WORK REQUEST: The task calls for each record to be given again unchanged, minus any pictures.

DATA PROVIDED:
########

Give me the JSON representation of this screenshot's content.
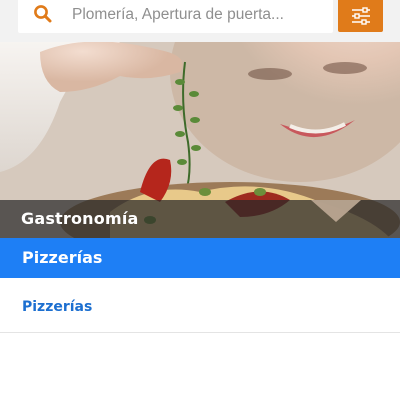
{
  "search": {
    "placeholder": "Plomería, Apertura de puerta...",
    "icon": "search-icon",
    "icon_color": "#e07b1a"
  },
  "filter": {
    "icon": "sliders-icon",
    "background": "#e07b1a"
  },
  "hero": {
    "caption": "Gastronomía"
  },
  "category": {
    "title": "Pizzerías",
    "background": "#1e7ff5"
  },
  "list": {
    "items": [
      {
        "label": "Pizzerías"
      }
    ],
    "text_color": "#1c6fd0"
  }
}
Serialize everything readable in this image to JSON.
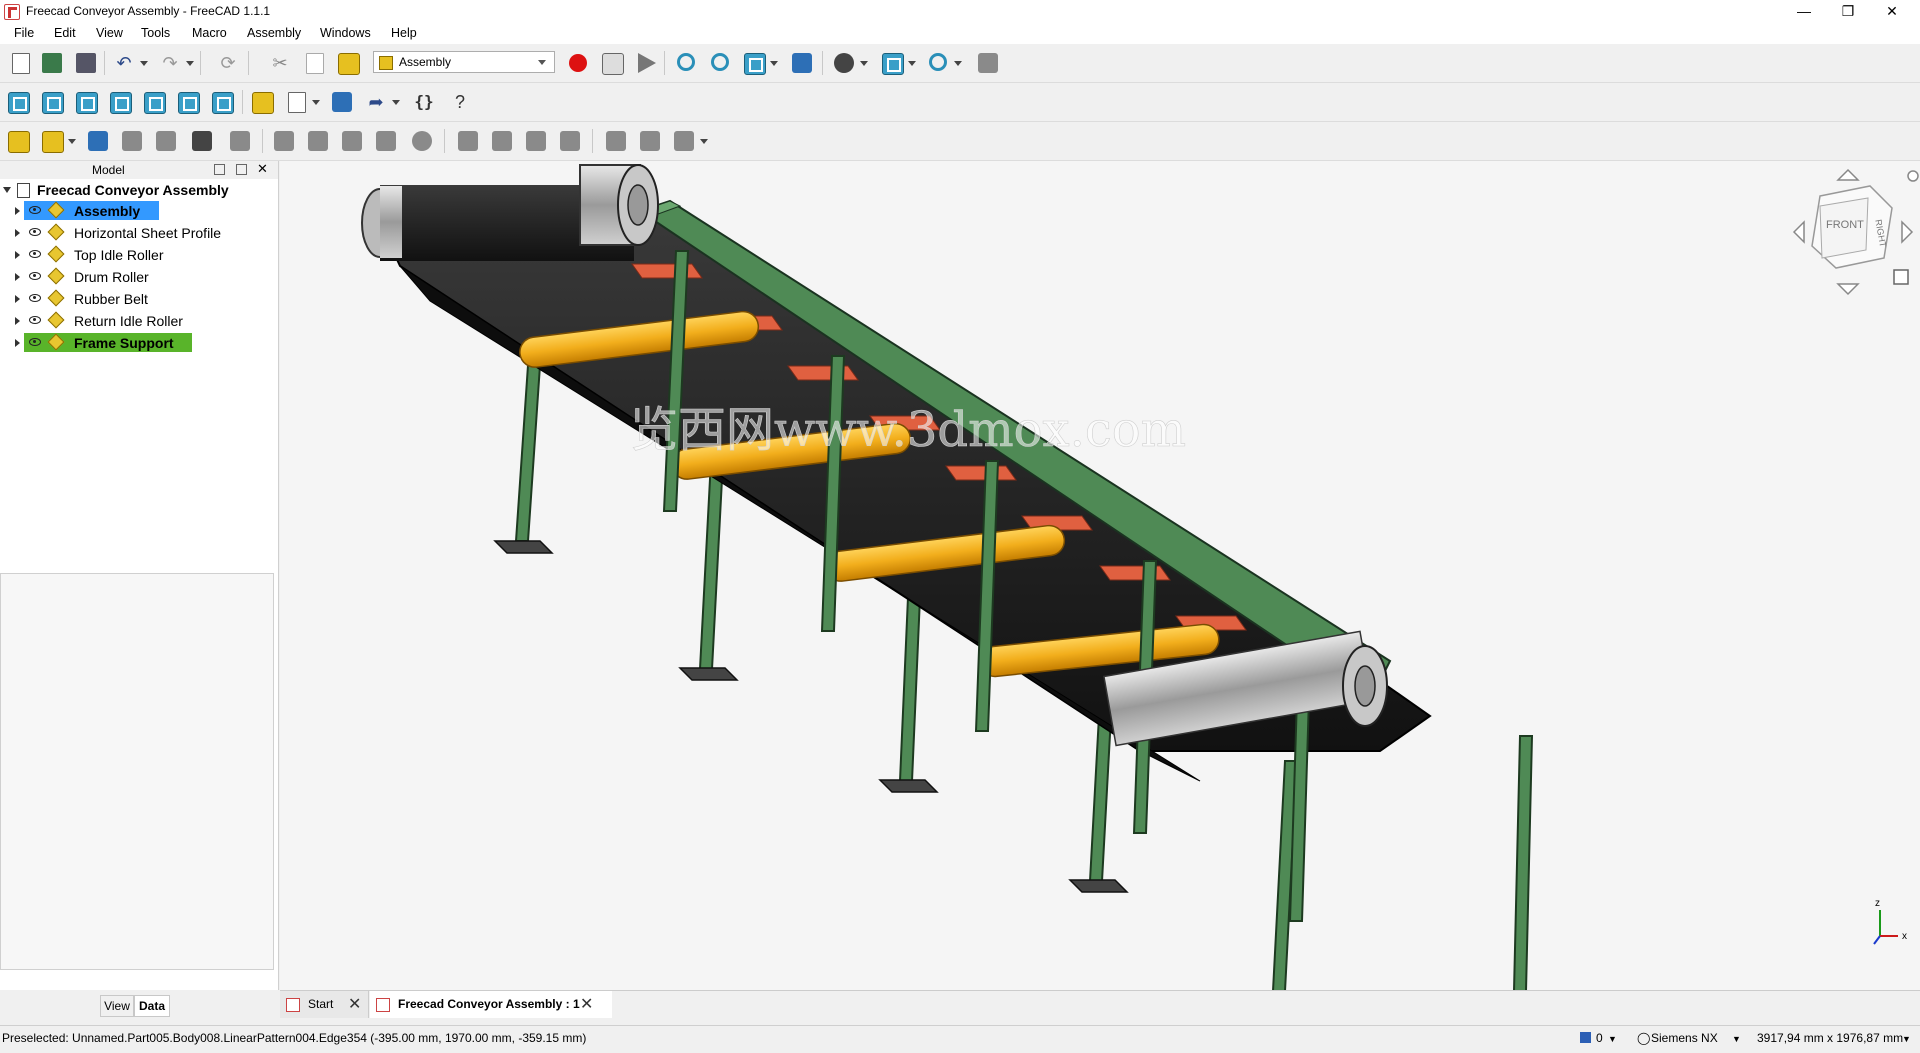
{
  "window": {
    "title": "Freecad Conveyor Assembly - FreeCAD 1.1.1"
  },
  "menu": [
    "File",
    "Edit",
    "View",
    "Tools",
    "Macro",
    "Assembly",
    "Windows",
    "Help"
  ],
  "toolbar": {
    "workbench": "Assembly"
  },
  "model_panel": {
    "title": "Model",
    "root": "Freecad Conveyor Assembly",
    "items": [
      {
        "label": "Assembly"
      },
      {
        "label": "Horizontal Sheet Profile"
      },
      {
        "label": "Top Idle Roller"
      },
      {
        "label": "Drum Roller"
      },
      {
        "label": "Rubber Belt"
      },
      {
        "label": "Return Idle Roller"
      },
      {
        "label": "Frame Support"
      }
    ],
    "tabs": [
      "View",
      "Data"
    ]
  },
  "viewport": {
    "watermark": "览西网www.3dmox.com",
    "navcube": {
      "front": "FRONT",
      "right": "RIGHT"
    },
    "axes": {
      "x": "x",
      "z": "z"
    }
  },
  "doc_tabs": [
    {
      "label": "Start"
    },
    {
      "label": "Freecad Conveyor Assembly : 1"
    }
  ],
  "status": {
    "text": "Preselected: Unnamed.Part005.Body008.LinearPattern004.Edge354 (-395.00 mm, 1970.00 mm, -359.15 mm)",
    "count": "0",
    "nav_style": "Siemens NX",
    "dimensions": "3917,94 mm x 1976,87 mm"
  },
  "colors": {
    "selected_blue": "#3399ff",
    "selected_green": "#59b42a",
    "frame_green": "#4f8a55",
    "roller_yellow": "#f2ae1c",
    "belt_black": "#141414",
    "copper": "#e06040"
  }
}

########

FINAL ANSWER:
Give me the JSON representation of this screenshot's content.
{
  "search": {
    "placeholder": "Plomería, Apertura de puerta...",
    "icon": "search-icon",
    "icon_color": "#e07b1a"
  },
  "filter": {
    "icon": "sliders-icon",
    "background": "#e07b1a"
  },
  "hero": {
    "caption": "Gastronomía"
  },
  "category": {
    "title": "Pizzerías",
    "background": "#1e7ff5"
  },
  "list": {
    "items": [
      {
        "label": "Pizzerías"
      }
    ],
    "text_color": "#1c6fd0"
  }
}
Serialize everything readable in this image to JSON.
{
  "window": {
    "title": "Freecad Conveyor Assembly - FreeCAD 1.1.1"
  },
  "menu": [
    "File",
    "Edit",
    "View",
    "Tools",
    "Macro",
    "Assembly",
    "Windows",
    "Help"
  ],
  "toolbar": {
    "workbench": "Assembly"
  },
  "model_panel": {
    "title": "Model",
    "root": "Freecad Conveyor Assembly",
    "items": [
      {
        "label": "Assembly"
      },
      {
        "label": "Horizontal Sheet Profile"
      },
      {
        "label": "Top Idle Roller"
      },
      {
        "label": "Drum Roller"
      },
      {
        "label": "Rubber Belt"
      },
      {
        "label": "Return Idle Roller"
      },
      {
        "label": "Frame Support"
      }
    ],
    "tabs": [
      "View",
      "Data"
    ]
  },
  "viewport": {
    "watermark": "览西网www.3dmox.com",
    "navcube": {
      "front": "FRONT",
      "right": "RIGHT"
    },
    "axes": {
      "x": "x",
      "z": "z"
    }
  },
  "doc_tabs": [
    {
      "label": "Start"
    },
    {
      "label": "Freecad Conveyor Assembly : 1"
    }
  ],
  "status": {
    "text": "Preselected: Unnamed.Part005.Body008.LinearPattern004.Edge354 (-395.00 mm, 1970.00 mm, -359.15 mm)",
    "count": "0",
    "nav_style": "Siemens NX",
    "dimensions": "3917,94 mm x 1976,87 mm"
  },
  "colors": {
    "selected_blue": "#3399ff",
    "selected_green": "#59b42a",
    "frame_green": "#4f8a55",
    "roller_yellow": "#f2ae1c",
    "belt_black": "#141414",
    "copper": "#e06040"
  }
}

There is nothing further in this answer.